So what flaw in WordPress are these hackers exploiting? None. Instead, they are using a bunch of computers (approximately 90,000) to try a bunch of passwords with the username ‘admin’. It’s called a dictionary attack because they are effectively running through every word in the dictionary to see if they can find one that works as a password with the admin user.
In addition to the above, the massive scale of these attacks are resulting in a DDoS (Distributed Denial of Service) attack that is overwhelming servers and rendering websites unavailable. A few of our small, personal sites are currently M.I.A…

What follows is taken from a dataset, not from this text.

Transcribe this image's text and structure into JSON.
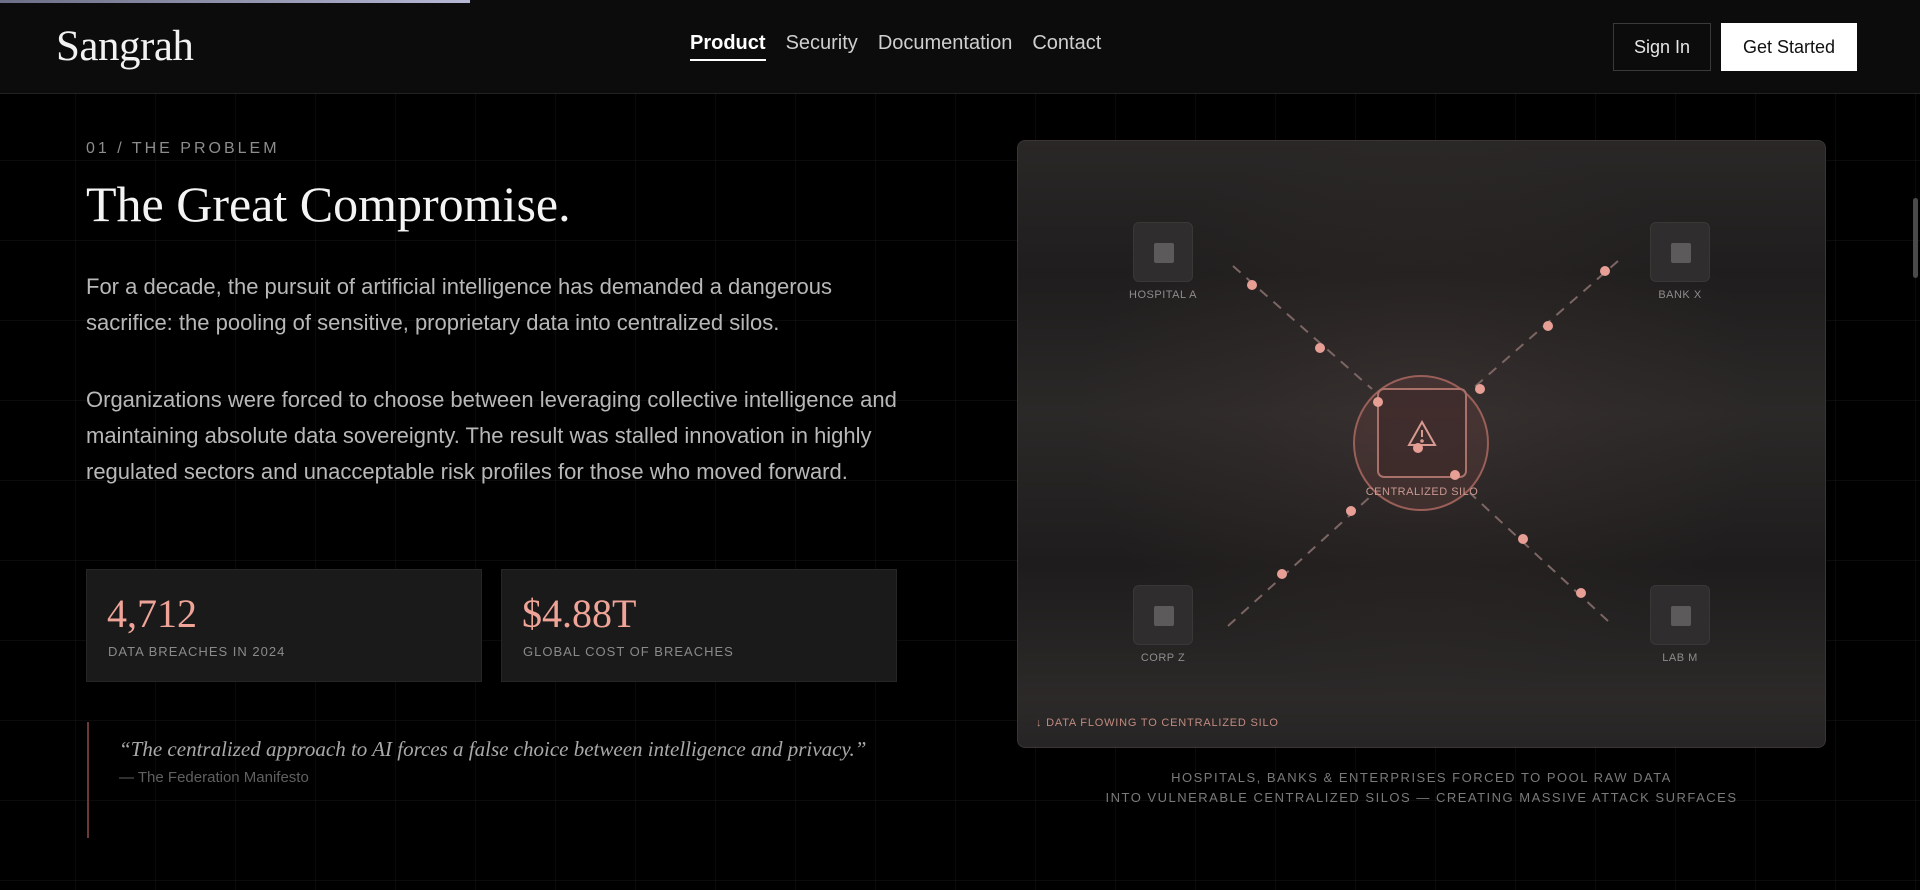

What can you do to protect your site? A bunch of things. Employ the following… or just contact us to take care of it for you (including hosting your website). If you’re wanting to change web hosts from WordPress to a separate hosting server, you might also want to look at migrating your site to a dedicated host like Hosti Server or others can provide.
Don’t use ‘admin’ as your username. In fact, remove the ‘admin’ user from your WordPress database.
Use complex passwords – preferably those that have been randomly generated. We are big fans of (and made the investment in) 1Password from AgileBits because it generates long non-sensical passwords and syncs them with all of our computers, iPhones, and iPads. We’ve also heard good things about LastPass. Pick one and use it for everything.
Install the Login Lockdown plugin for WordPress. This plugin can help prevent any one computer that is used as part of this attack from being effective for very long. It can block IP addresses of bad login attempts preventing them from continuing to try to login. Are settings are as follows.
- Max Login Retires: 3
- Retry Time Period Restriction (minutes): 5
- Lockout Length (minutes): 6000
- Lockout invalid usernames? YES (If you’ve removed the ‘admin’ user, then you’ve effectively made the change necessary that will protect your login from this specific attack.)
- Mask Login Errors? YES (Why tell them what didn’t work?)
Install the Better WP Security plugin for WordPress. This plugin will let you make several changes away from the default install that will eliminate your exposure to this attack and subsequent ones.
- This plugin helps you remove the ‘admin’ user.
- Force longer, more secure, passwords.
- Change the login URL from www.yourwebsite.com/wp-login.
php to something else. This attack, specifically, is targeting the wp-login.php page. Thus, if you use Better WP Security to change it to something else, your site would not be targeted with this attack. For added bonus points, change it to something crazy, such as /LetMeIn or /OpenSaysMe
There are other steps that this plugin can help you take to secure your site. It’s got a pretty good dashboard that shows you what it feels are still vulnerable versus what needs to be secured. And, it will make those changes for you if you click a couple buttons.
Generally, you should also do the following to reduce any exposure you might have to future attacks.
Keep your WordPress install up-to-date. There are vulnerabilities removed and bug-fixes included in each update.
Remove unused plugins and themes. The less you have installed, the less possibility there is that you’ll have some vulnerability open to hackers.
Don’t use shared hosting. With shared hosting, you are also vulnerable should someone else get hacked. With a dedicated server – even virtual servers – you are more isolated from the laziness or ignorance of other website owners.
If you want help, just give us a ring.